Orioles manager Buck Showalter addressed reporters and appeared on MLB Network Radio today to discuss a few O's-related subjects. Let's round up all things Orioles, courtesy of Dan Connolly of the Baltimore Sun, Roch Kubatko of MASNSports.com, MLB.com's Brittany Ghiroli, and Jim Bowden of ESPN.com and SiriusXM (all links go to Twitter)....
- Orioles VP of baseball operations Dan Duquette told reporters he hopes to come home with a signed player by the end of the week.
- The Orioles met with Joe Saunders' reps today and had preliminary talks, tweets Connolly.
- The Orioles have interest in free agents Kevin Correia and Nate Schierholtz, and have had meetings with their agents in Nashville, tweets Connolly.

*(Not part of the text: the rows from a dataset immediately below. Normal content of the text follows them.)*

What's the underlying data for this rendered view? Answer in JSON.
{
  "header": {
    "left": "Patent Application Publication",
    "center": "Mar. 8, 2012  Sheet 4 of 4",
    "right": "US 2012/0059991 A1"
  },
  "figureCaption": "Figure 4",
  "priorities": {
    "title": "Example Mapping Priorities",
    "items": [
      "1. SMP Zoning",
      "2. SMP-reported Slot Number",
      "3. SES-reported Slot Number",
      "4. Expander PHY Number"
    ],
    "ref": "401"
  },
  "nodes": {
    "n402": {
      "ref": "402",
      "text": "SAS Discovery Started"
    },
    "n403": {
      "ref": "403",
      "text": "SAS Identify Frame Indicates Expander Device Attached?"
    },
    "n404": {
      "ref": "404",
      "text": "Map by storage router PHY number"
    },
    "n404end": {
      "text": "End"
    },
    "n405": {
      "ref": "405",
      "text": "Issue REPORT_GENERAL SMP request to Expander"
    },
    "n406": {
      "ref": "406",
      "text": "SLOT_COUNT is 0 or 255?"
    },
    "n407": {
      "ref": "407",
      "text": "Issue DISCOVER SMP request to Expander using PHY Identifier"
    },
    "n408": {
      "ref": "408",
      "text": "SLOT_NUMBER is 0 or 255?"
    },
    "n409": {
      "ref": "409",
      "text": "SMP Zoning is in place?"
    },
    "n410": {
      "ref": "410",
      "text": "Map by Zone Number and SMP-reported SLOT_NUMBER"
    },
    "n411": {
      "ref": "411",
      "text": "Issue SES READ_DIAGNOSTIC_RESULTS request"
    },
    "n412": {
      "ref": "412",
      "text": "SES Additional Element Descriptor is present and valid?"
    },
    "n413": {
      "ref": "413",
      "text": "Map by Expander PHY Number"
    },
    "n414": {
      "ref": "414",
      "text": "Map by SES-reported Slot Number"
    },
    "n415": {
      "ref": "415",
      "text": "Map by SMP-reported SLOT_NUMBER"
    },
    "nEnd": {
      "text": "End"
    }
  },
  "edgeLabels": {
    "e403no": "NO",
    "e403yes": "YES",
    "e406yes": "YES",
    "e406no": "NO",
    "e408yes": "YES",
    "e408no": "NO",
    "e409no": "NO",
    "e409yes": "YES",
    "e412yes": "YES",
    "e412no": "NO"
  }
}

- Showalter spoke to free agent outfielder Nate McLouth earlier today, and GM Dan Duquette is expected to meet with McLouth's agent tonight. McLouth is looking for only a one-year deal, tweets Ken Rosenthal of FOX Sports, so he can re-establish his value and return to the market.
- The Orioles haven't given up on the idea of re-signing Mark Reynolds, who the club non-tendered last week.
- The O's are also hoping to re-sign Omar Quintanilla, another non-tender.
- If other clubs don't value Baltimore's young players as much as the O's do, the club won't make a trade just for the sake of making one, says Showalter.
- Baltimore's payroll will be between $90MM and $100MM next season.
- According to Showalter, MLB's managers were asked whether they were in favor of expanding instant replay, and 29 of 30 voted yes.